● What the task asks:
The entries are to be repeated in full, without any change.

● Information supplied:
..............................
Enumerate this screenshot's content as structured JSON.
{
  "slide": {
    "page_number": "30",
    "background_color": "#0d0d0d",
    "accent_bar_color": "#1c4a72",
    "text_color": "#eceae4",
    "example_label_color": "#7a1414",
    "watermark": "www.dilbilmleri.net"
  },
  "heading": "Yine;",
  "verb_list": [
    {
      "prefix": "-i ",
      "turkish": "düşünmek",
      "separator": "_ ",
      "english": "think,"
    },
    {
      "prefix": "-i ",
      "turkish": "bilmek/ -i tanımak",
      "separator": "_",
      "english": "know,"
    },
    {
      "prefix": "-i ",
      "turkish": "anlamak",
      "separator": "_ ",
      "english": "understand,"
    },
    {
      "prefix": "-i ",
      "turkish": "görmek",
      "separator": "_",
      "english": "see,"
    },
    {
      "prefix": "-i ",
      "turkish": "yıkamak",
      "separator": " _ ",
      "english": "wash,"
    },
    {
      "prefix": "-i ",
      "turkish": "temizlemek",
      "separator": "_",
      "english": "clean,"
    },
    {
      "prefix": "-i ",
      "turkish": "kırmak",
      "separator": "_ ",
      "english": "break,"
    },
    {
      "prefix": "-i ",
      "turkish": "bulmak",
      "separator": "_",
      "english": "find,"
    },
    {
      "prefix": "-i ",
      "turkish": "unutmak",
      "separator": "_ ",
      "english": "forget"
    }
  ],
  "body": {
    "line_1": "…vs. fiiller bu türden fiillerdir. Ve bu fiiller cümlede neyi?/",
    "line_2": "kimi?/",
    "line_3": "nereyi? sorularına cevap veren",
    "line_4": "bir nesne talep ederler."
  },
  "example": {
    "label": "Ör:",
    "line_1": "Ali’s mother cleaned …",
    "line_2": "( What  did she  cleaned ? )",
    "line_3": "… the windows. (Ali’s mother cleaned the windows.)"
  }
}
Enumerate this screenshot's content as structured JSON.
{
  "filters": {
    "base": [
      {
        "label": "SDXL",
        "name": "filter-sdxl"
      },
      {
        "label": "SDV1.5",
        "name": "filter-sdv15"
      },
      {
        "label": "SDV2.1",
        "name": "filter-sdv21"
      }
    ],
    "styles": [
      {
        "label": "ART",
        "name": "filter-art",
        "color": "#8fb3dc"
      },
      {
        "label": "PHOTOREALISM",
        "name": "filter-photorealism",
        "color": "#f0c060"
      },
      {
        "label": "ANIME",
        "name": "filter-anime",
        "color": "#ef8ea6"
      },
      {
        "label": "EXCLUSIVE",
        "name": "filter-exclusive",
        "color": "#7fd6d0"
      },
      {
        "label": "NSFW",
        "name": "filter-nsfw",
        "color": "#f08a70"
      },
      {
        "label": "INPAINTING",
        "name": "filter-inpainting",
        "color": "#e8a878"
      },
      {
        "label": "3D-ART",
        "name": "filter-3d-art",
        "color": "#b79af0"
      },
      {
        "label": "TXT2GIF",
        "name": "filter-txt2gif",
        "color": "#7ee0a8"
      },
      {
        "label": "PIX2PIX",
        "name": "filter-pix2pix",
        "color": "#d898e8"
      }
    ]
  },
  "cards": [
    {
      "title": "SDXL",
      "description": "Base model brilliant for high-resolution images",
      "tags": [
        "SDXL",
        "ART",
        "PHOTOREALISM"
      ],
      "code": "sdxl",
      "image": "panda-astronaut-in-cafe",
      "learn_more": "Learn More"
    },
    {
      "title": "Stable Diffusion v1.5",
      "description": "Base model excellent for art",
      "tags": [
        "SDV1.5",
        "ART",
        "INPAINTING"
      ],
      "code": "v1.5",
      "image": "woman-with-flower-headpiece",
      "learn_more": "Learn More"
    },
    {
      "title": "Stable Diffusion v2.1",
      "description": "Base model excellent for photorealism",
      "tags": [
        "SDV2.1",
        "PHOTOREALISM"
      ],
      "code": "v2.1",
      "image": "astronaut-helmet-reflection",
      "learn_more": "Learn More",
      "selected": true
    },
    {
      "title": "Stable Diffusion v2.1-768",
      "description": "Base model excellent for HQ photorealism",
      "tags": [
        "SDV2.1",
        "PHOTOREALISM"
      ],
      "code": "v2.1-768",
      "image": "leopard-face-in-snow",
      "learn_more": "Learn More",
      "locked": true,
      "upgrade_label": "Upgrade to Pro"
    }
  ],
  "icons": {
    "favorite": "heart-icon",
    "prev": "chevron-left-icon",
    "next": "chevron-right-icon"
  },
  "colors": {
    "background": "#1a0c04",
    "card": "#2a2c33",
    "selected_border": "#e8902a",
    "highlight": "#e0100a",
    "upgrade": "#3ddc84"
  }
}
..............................
● Solution to this problem:
Enumerate this screenshot's content as structured JSON.
{
  "slide": {
    "page_number": "30",
    "background_color": "#0d0d0d",
    "accent_bar_color": "#1c4a72",
    "text_color": "#eceae4",
    "example_label_color": "#7a1414",
    "watermark": "www.dilbilmleri.net"
  },
  "heading": "Yine;",
  "verb_list": [
    {
      "prefix": "-i ",
      "turkish": "düşünmek",
      "separator": "_ ",
      "english": "think,"
    },
    {
      "prefix": "-i ",
      "turkish": "bilmek/ -i tanımak",
      "separator": "_",
      "english": "know,"
    },
    {
      "prefix": "-i ",
      "turkish": "anlamak",
      "separator": "_ ",
      "english": "understand,"
    },
    {
      "prefix": "-i ",
      "turkish": "görmek",
      "separator": "_",
      "english": "see,"
    },
    {
      "prefix": "-i ",
      "turkish": "yıkamak",
      "separator": " _ ",
      "english": "wash,"
    },
    {
      "prefix": "-i ",
      "turkish": "temizlemek",
      "separator": "_",
      "english": "clean,"
    },
    {
      "prefix": "-i ",
      "turkish": "kırmak",
      "separator": "_ ",
      "english": "break,"
    },
    {
      "prefix": "-i ",
      "turkish": "bulmak",
      "separator": "_",
      "english": "find,"
    },
    {
      "prefix": "-i ",
      "turkish": "unutmak",
      "separator": "_ ",
      "english": "forget"
    }
  ],
  "body": {
    "line_1": "…vs. fiiller bu türden fiillerdir. Ve bu fiiller cümlede neyi?/",
    "line_2": "kimi?/",
    "line_3": "nereyi? sorularına cevap veren",
    "line_4": "bir nesne talep ederler."
  },
  "example": {
    "label": "Ör:",
    "line_1": "Ali’s mother cleaned …",
    "line_2": "( What  did she  cleaned ? )",
    "line_3": "… the windows. (Ali’s mother cleaned the windows.)"
  }
}
Enumerate this screenshot's content as structured JSON.
{
  "filters": {
    "base": [
      {
        "label": "SDXL",
        "name": "filter-sdxl"
      },
      {
        "label": "SDV1.5",
        "name": "filter-sdv15"
      },
      {
        "label": "SDV2.1",
        "name": "filter-sdv21"
      }
    ],
    "styles": [
      {
        "label": "ART",
        "name": "filter-art",
        "color": "#8fb3dc"
      },
      {
        "label": "PHOTOREALISM",
        "name": "filter-photorealism",
        "color": "#f0c060"
      },
      {
        "label": "ANIME",
        "name": "filter-anime",
        "color": "#ef8ea6"
      },
      {
        "label": "EXCLUSIVE",
        "name": "filter-exclusive",
        "color": "#7fd6d0"
      },
      {
        "label": "NSFW",
        "name": "filter-nsfw",
        "color": "#f08a70"
      },
      {
        "label": "INPAINTING",
        "name": "filter-inpainting",
        "color": "#e8a878"
      },
      {
        "label": "3D-ART",
        "name": "filter-3d-art",
        "color": "#b79af0"
      },
      {
        "label": "TXT2GIF",
        "name": "filter-txt2gif",
        "color": "#7ee0a8"
      },
      {
        "label": "PIX2PIX",
        "name": "filter-pix2pix",
        "color": "#d898e8"
      }
    ]
  },
  "cards": [
    {
      "title": "SDXL",
      "description": "Base model brilliant for high-resolution images",
      "tags": [
        "SDXL",
        "ART",
        "PHOTOREALISM"
      ],
      "code": "sdxl",
      "image": "panda-astronaut-in-cafe",
      "learn_more": "Learn More"
    },
    {
      "title": "Stable Diffusion v1.5",
      "description": "Base model excellent for art",
      "tags": [
        "SDV1.5",
        "ART",
        "INPAINTING"
      ],
      "code": "v1.5",
      "image": "woman-with-flower-headpiece",
      "learn_more": "Learn More"
    },
    {
      "title": "Stable Diffusion v2.1",
      "description": "Base model excellent for photorealism",
      "tags": [
        "SDV2.1",
        "PHOTOREALISM"
      ],
      "code": "v2.1",
      "image": "astronaut-helmet-reflection",
      "learn_more": "Learn More",
      "selected": true
    },
    {
      "title": "Stable Diffusion v2.1-768",
      "description": "Base model excellent for HQ photorealism",
      "tags": [
        "SDV2.1",
        "PHOTOREALISM"
      ],
      "code": "v2.1-768",
      "image": "leopard-face-in-snow",
      "learn_more": "Learn More",
      "locked": true,
      "upgrade_label": "Upgrade to Pro"
    }
  ],
  "icons": {
    "favorite": "heart-icon",
    "prev": "chevron-left-icon",
    "next": "chevron-right-icon"
  },
  "colors": {
    "background": "#1a0c04",
    "card": "#2a2c33",
    "selected_border": "#e8902a",
    "highlight": "#e0100a",
    "upgrade": "#3ddc84"
  }
}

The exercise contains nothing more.